*RECORDS SHOWN:*
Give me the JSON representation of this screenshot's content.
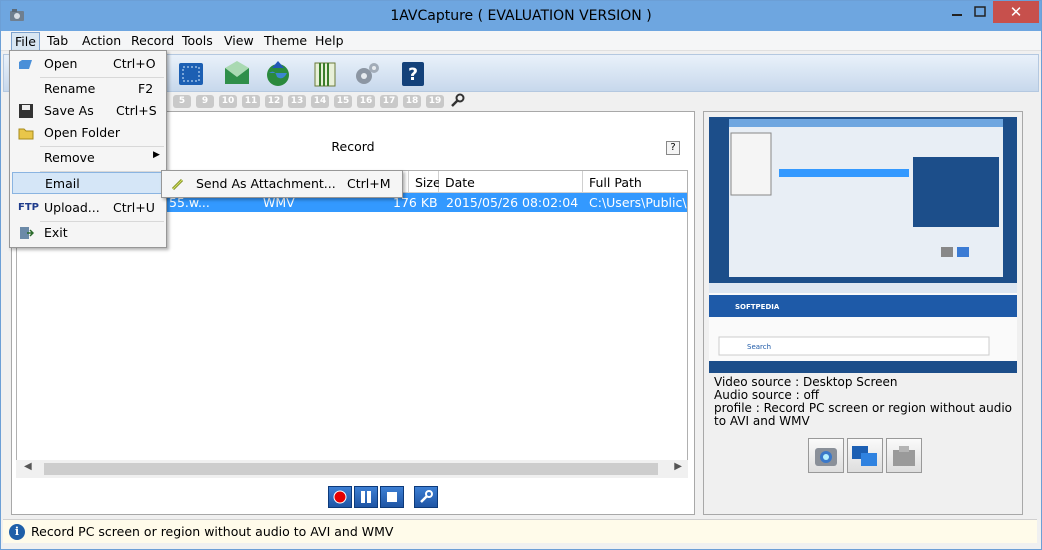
{
  "window": {
    "title": "1AVCapture ( EVALUATION VERSION )"
  },
  "menubar": [
    "File",
    "Tab",
    "Action",
    "Record",
    "Tools",
    "View",
    "Theme",
    "Help"
  ],
  "toolbar_numbers": [
    "5",
    "9",
    "10",
    "11",
    "12",
    "13",
    "14",
    "15",
    "16",
    "17",
    "18",
    "19"
  ],
  "record_panel": {
    "header": "Record",
    "help": "?",
    "columns": [
      "Size",
      "Date",
      "Full Path"
    ],
    "rows": [
      {
        "name": "55.w...",
        "type": "WMV",
        "size": "176 KB",
        "date": "2015/05/26 08:02:04",
        "path": "C:\\Users\\Public\\D"
      }
    ]
  },
  "info": {
    "video_source": "Video source : Desktop Screen",
    "audio_source": "Audio source : off",
    "profile": "profile : Record PC screen or region without audio to AVI and WMV"
  },
  "status": "Record PC screen or region without audio to AVI and WMV",
  "file_menu": {
    "open": {
      "label": "Open",
      "shortcut": "Ctrl+O"
    },
    "rename": {
      "label": "Rename",
      "shortcut": "F2"
    },
    "save_as": {
      "label": "Save As",
      "shortcut": "Ctrl+S"
    },
    "open_folder": {
      "label": "Open Folder"
    },
    "remove": {
      "label": "Remove"
    },
    "email": {
      "label": "Email"
    },
    "upload": {
      "label": "Upload...",
      "shortcut": "Ctrl+U"
    },
    "exit": {
      "label": "Exit"
    }
  },
  "email_submenu": {
    "label": "Send As Attachment...",
    "shortcut": "Ctrl+M"
  },
  "preview_text": {
    "logo": "SOFTPEDIA",
    "search": "Search"
  },
  "colors": {
    "titlebar": "#6ea6e0",
    "selection": "#3399ff",
    "close": "#c7504c"
  }
}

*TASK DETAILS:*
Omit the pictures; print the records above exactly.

*ANSWER SPACE:*
Give me the JSON representation of this screenshot's content.
{
  "window": {
    "title": "1AVCapture ( EVALUATION VERSION )"
  },
  "menubar": [
    "File",
    "Tab",
    "Action",
    "Record",
    "Tools",
    "View",
    "Theme",
    "Help"
  ],
  "toolbar_numbers": [
    "5",
    "9",
    "10",
    "11",
    "12",
    "13",
    "14",
    "15",
    "16",
    "17",
    "18",
    "19"
  ],
  "record_panel": {
    "header": "Record",
    "help": "?",
    "columns": [
      "Size",
      "Date",
      "Full Path"
    ],
    "rows": [
      {
        "name": "55.w...",
        "type": "WMV",
        "size": "176 KB",
        "date": "2015/05/26 08:02:04",
        "path": "C:\\Users\\Public\\D"
      }
    ]
  },
  "info": {
    "video_source": "Video source : Desktop Screen",
    "audio_source": "Audio source : off",
    "profile": "profile : Record PC screen or region without audio to AVI and WMV"
  },
  "status": "Record PC screen or region without audio to AVI and WMV",
  "file_menu": {
    "open": {
      "label": "Open",
      "shortcut": "Ctrl+O"
    },
    "rename": {
      "label": "Rename",
      "shortcut": "F2"
    },
    "save_as": {
      "label": "Save As",
      "shortcut": "Ctrl+S"
    },
    "open_folder": {
      "label": "Open Folder"
    },
    "remove": {
      "label": "Remove"
    },
    "email": {
      "label": "Email"
    },
    "upload": {
      "label": "Upload...",
      "shortcut": "Ctrl+U"
    },
    "exit": {
      "label": "Exit"
    }
  },
  "email_submenu": {
    "label": "Send As Attachment...",
    "shortcut": "Ctrl+M"
  },
  "preview_text": {
    "logo": "SOFTPEDIA",
    "search": "Search"
  },
  "colors": {
    "titlebar": "#6ea6e0",
    "selection": "#3399ff",
    "close": "#c7504c"
  }
}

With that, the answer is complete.